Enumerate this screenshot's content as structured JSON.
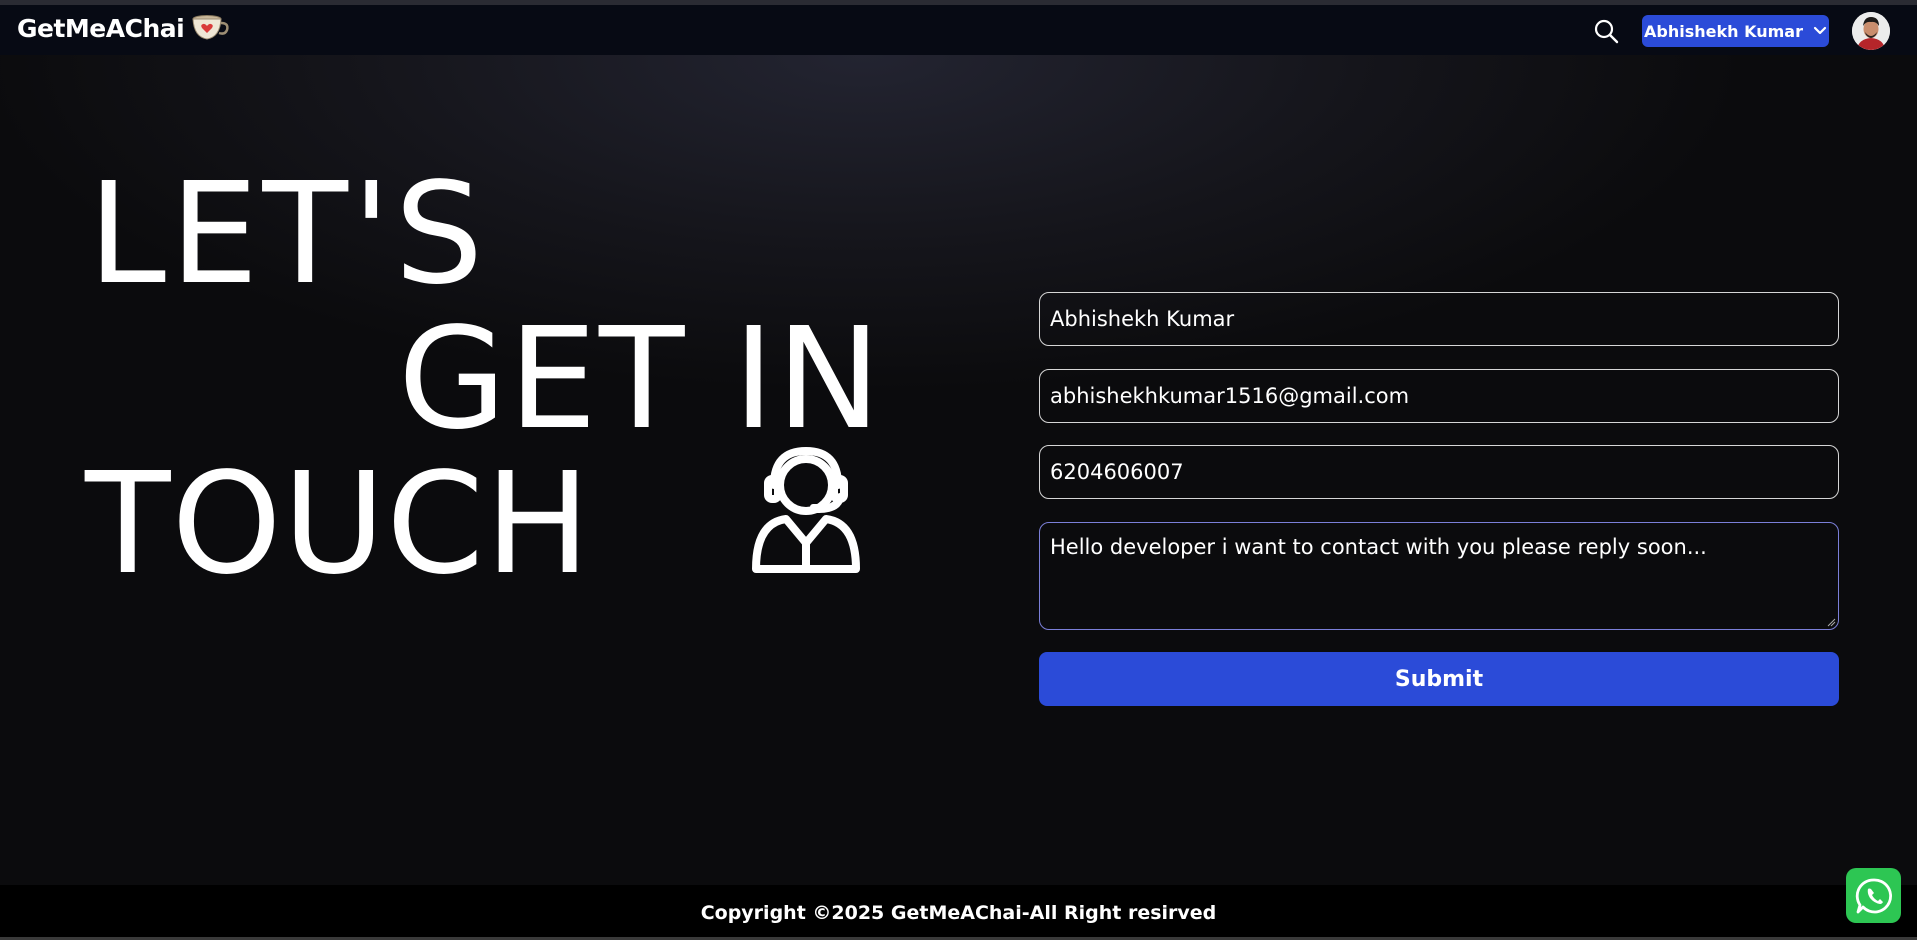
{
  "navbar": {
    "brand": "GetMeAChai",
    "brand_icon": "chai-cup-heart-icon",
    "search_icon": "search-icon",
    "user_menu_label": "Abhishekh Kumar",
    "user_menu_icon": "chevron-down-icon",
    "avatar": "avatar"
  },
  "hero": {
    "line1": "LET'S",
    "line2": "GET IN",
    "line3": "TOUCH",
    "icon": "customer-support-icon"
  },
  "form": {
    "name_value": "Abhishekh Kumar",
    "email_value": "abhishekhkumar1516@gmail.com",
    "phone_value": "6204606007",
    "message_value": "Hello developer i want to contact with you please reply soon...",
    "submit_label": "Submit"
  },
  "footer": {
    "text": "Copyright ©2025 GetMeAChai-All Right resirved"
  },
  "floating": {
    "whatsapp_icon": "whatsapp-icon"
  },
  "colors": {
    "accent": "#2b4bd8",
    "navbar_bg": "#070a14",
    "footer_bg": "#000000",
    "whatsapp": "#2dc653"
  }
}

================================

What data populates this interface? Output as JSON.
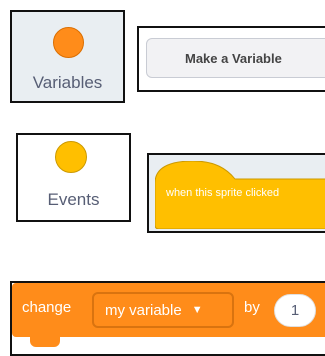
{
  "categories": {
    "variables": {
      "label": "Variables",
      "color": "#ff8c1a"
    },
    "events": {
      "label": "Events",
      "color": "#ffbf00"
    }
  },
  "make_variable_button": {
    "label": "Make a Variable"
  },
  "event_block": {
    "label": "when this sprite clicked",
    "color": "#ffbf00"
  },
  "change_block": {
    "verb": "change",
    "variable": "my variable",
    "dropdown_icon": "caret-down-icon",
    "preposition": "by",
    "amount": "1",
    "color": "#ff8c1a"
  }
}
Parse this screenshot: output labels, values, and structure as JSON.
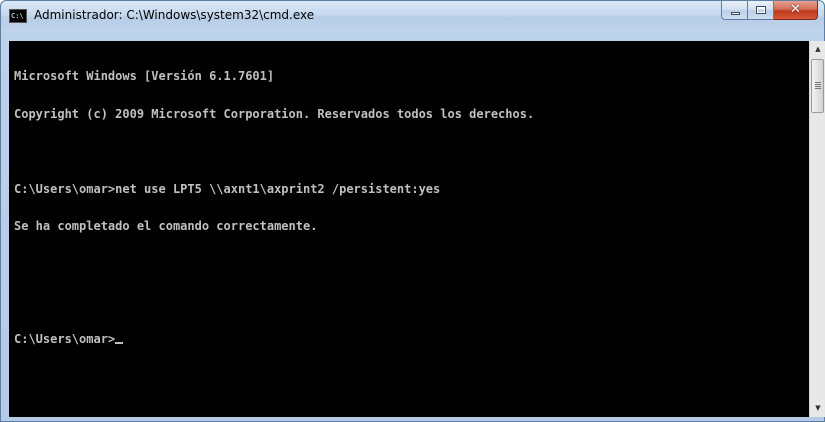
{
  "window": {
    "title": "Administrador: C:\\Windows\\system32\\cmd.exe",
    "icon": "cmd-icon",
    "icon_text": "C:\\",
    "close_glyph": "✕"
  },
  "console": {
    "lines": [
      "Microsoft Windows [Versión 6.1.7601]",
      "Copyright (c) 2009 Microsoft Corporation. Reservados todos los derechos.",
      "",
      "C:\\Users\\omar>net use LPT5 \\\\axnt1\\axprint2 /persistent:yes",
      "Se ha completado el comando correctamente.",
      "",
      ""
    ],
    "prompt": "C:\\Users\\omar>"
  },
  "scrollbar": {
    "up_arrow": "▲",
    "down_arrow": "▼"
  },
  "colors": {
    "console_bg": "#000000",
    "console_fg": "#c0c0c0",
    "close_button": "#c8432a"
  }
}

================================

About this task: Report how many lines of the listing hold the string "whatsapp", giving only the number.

Reply to the task: 2